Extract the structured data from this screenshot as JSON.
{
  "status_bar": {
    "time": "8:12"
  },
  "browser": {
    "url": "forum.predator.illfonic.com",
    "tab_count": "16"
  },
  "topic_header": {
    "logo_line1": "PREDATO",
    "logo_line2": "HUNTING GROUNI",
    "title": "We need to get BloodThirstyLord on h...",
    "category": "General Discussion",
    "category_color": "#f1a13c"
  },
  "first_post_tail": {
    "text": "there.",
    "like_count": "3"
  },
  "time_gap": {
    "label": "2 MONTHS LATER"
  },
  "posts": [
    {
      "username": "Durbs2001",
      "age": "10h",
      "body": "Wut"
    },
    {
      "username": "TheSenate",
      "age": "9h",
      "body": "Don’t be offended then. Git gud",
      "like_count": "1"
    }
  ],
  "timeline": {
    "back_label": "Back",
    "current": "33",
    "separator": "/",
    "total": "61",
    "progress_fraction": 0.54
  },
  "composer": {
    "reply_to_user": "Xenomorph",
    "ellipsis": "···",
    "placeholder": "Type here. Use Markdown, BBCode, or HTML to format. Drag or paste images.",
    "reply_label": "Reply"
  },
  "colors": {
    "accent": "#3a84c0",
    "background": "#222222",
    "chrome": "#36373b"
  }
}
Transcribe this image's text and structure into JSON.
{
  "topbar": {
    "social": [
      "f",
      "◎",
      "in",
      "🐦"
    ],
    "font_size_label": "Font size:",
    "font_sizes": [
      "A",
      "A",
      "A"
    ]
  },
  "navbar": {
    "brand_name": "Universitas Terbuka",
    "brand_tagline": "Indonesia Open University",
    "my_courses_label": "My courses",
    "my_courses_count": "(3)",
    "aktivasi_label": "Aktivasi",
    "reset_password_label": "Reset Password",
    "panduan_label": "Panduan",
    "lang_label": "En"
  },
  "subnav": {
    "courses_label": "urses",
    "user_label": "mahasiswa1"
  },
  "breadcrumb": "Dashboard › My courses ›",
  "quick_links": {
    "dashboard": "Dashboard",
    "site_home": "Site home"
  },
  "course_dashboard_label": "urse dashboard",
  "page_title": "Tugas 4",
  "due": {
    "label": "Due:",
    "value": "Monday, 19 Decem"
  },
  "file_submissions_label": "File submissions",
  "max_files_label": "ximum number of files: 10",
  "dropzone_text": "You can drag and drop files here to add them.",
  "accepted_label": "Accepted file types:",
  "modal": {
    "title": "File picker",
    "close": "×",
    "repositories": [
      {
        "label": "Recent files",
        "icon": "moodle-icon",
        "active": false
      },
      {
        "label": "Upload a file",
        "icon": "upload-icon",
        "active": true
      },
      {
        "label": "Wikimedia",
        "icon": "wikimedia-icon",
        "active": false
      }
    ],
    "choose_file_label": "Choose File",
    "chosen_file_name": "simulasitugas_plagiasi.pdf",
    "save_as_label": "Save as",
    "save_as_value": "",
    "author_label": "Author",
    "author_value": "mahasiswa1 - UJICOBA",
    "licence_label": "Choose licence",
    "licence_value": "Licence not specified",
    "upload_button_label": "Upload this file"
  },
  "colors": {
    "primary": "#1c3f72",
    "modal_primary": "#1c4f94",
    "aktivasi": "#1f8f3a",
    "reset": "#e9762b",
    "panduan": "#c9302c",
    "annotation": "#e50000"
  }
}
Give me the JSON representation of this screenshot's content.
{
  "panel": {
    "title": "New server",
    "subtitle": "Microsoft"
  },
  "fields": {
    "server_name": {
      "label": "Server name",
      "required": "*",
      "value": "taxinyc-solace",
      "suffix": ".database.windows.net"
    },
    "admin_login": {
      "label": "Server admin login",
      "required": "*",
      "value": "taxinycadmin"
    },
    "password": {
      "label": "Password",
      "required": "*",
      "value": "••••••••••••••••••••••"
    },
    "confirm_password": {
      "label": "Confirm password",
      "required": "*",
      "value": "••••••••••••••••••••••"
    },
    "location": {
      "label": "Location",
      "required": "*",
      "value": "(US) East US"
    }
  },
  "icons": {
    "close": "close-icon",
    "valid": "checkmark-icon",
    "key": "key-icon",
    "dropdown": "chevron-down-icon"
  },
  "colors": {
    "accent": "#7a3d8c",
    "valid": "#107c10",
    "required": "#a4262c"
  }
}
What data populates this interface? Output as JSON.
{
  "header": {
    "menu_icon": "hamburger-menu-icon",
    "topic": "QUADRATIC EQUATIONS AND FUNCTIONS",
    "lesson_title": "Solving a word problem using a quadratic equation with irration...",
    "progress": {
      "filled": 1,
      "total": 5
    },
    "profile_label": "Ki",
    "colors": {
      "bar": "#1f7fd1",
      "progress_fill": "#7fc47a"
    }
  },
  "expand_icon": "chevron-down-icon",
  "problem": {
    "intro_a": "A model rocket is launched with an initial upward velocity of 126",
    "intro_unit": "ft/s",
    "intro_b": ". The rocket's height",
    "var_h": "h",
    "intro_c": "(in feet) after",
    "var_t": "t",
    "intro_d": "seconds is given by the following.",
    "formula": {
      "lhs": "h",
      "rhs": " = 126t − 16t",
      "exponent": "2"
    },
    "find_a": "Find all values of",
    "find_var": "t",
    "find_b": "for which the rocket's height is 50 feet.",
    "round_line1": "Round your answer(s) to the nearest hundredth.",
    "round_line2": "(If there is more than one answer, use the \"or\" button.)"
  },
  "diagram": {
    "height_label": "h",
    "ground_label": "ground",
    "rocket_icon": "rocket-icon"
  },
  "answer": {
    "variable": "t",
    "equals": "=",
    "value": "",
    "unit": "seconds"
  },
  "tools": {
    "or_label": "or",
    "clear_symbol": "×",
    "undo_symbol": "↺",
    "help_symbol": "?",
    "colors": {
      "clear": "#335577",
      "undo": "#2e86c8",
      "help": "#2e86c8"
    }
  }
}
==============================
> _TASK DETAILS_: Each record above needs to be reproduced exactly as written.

> _ANSWER TO THIS PROBLEM_:
Extract the structured data from this screenshot as JSON.
{
  "status_bar": {
    "time": "8:12"
  },
  "browser": {
    "url": "forum.predator.illfonic.com",
    "tab_count": "16"
  },
  "topic_header": {
    "logo_line1": "PREDATO",
    "logo_line2": "HUNTING GROUNI",
    "title": "We need to get BloodThirstyLord on h...",
    "category": "General Discussion",
    "category_color": "#f1a13c"
  },
  "first_post_tail": {
    "text": "there.",
    "like_count": "3"
  },
  "time_gap": {
    "label": "2 MONTHS LATER"
  },
  "posts": [
    {
      "username": "Durbs2001",
      "age": "10h",
      "body": "Wut"
    },
    {
      "username": "TheSenate",
      "age": "9h",
      "body": "Don’t be offended then. Git gud",
      "like_count": "1"
    }
  ],
  "timeline": {
    "back_label": "Back",
    "current": "33",
    "separator": "/",
    "total": "61",
    "progress_fraction": 0.54
  },
  "composer": {
    "reply_to_user": "Xenomorph",
    "ellipsis": "···",
    "placeholder": "Type here. Use Markdown, BBCode, or HTML to format. Drag or paste images.",
    "reply_label": "Reply"
  },
  "colors": {
    "accent": "#3a84c0",
    "background": "#222222",
    "chrome": "#36373b"
  }
}
Transcribe this image's text and structure into JSON.
{
  "topbar": {
    "social": [
      "f",
      "◎",
      "in",
      "🐦"
    ],
    "font_size_label": "Font size:",
    "font_sizes": [
      "A",
      "A",
      "A"
    ]
  },
  "navbar": {
    "brand_name": "Universitas Terbuka",
    "brand_tagline": "Indonesia Open University",
    "my_courses_label": "My courses",
    "my_courses_count": "(3)",
    "aktivasi_label": "Aktivasi",
    "reset_password_label": "Reset Password",
    "panduan_label": "Panduan",
    "lang_label": "En"
  },
  "subnav": {
    "courses_label": "urses",
    "user_label": "mahasiswa1"
  },
  "breadcrumb": "Dashboard › My courses ›",
  "quick_links": {
    "dashboard": "Dashboard",
    "site_home": "Site home"
  },
  "course_dashboard_label": "urse dashboard",
  "page_title": "Tugas 4",
  "due": {
    "label": "Due:",
    "value": "Monday, 19 Decem"
  },
  "file_submissions_label": "File submissions",
  "max_files_label": "ximum number of files: 10",
  "dropzone_text": "You can drag and drop files here to add them.",
  "accepted_label": "Accepted file types:",
  "modal": {
    "title": "File picker",
    "close": "×",
    "repositories": [
      {
        "label": "Recent files",
        "icon": "moodle-icon",
        "active": false
      },
      {
        "label": "Upload a file",
        "icon": "upload-icon",
        "active": true
      },
      {
        "label": "Wikimedia",
        "icon": "wikimedia-icon",
        "active": false
      }
    ],
    "choose_file_label": "Choose File",
    "chosen_file_name": "simulasitugas_plagiasi.pdf",
    "save_as_label": "Save as",
    "save_as_value": "",
    "author_label": "Author",
    "author_value": "mahasiswa1 - UJICOBA",
    "licence_label": "Choose licence",
    "licence_value": "Licence not specified",
    "upload_button_label": "Upload this file"
  },
  "colors": {
    "primary": "#1c3f72",
    "modal_primary": "#1c4f94",
    "aktivasi": "#1f8f3a",
    "reset": "#e9762b",
    "panduan": "#c9302c",
    "annotation": "#e50000"
  }
}
Give me the JSON representation of this screenshot's content.
{
  "panel": {
    "title": "New server",
    "subtitle": "Microsoft"
  },
  "fields": {
    "server_name": {
      "label": "Server name",
      "required": "*",
      "value": "taxinyc-solace",
      "suffix": ".database.windows.net"
    },
    "admin_login": {
      "label": "Server admin login",
      "required": "*",
      "value": "taxinycadmin"
    },
    "password": {
      "label": "Password",
      "required": "*",
      "value": "••••••••••••••••••••••"
    },
    "confirm_password": {
      "label": "Confirm password",
      "required": "*",
      "value": "••••••••••••••••••••••"
    },
    "location": {
      "label": "Location",
      "required": "*",
      "value": "(US) East US"
    }
  },
  "icons": {
    "close": "close-icon",
    "valid": "checkmark-icon",
    "key": "key-icon",
    "dropdown": "chevron-down-icon"
  },
  "colors": {
    "accent": "#7a3d8c",
    "valid": "#107c10",
    "required": "#a4262c"
  }
}
What data populates this interface? Output as JSON.
{
  "header": {
    "menu_icon": "hamburger-menu-icon",
    "topic": "QUADRATIC EQUATIONS AND FUNCTIONS",
    "lesson_title": "Solving a word problem using a quadratic equation with irration...",
    "progress": {
      "filled": 1,
      "total": 5
    },
    "profile_label": "Ki",
    "colors": {
      "bar": "#1f7fd1",
      "progress_fill": "#7fc47a"
    }
  },
  "expand_icon": "chevron-down-icon",
  "problem": {
    "intro_a": "A model rocket is launched with an initial upward velocity of 126",
    "intro_unit": "ft/s",
    "intro_b": ". The rocket's height",
    "var_h": "h",
    "intro_c": "(in feet) after",
    "var_t": "t",
    "intro_d": "seconds is given by the following.",
    "formula": {
      "lhs": "h",
      "rhs": " = 126t − 16t",
      "exponent": "2"
    },
    "find_a": "Find all values of",
    "find_var": "t",
    "find_b": "for which the rocket's height is 50 feet.",
    "round_line1": "Round your answer(s) to the nearest hundredth.",
    "round_line2": "(If there is more than one answer, use the \"or\" button.)"
  },
  "diagram": {
    "height_label": "h",
    "ground_label": "ground",
    "rocket_icon": "rocket-icon"
  },
  "answer": {
    "variable": "t",
    "equals": "=",
    "value": "",
    "unit": "seconds"
  },
  "tools": {
    "or_label": "or",
    "clear_symbol": "×",
    "undo_symbol": "↺",
    "help_symbol": "?",
    "colors": {
      "clear": "#335577",
      "undo": "#2e86c8",
      "help": "#2e86c8"
    }
  }
}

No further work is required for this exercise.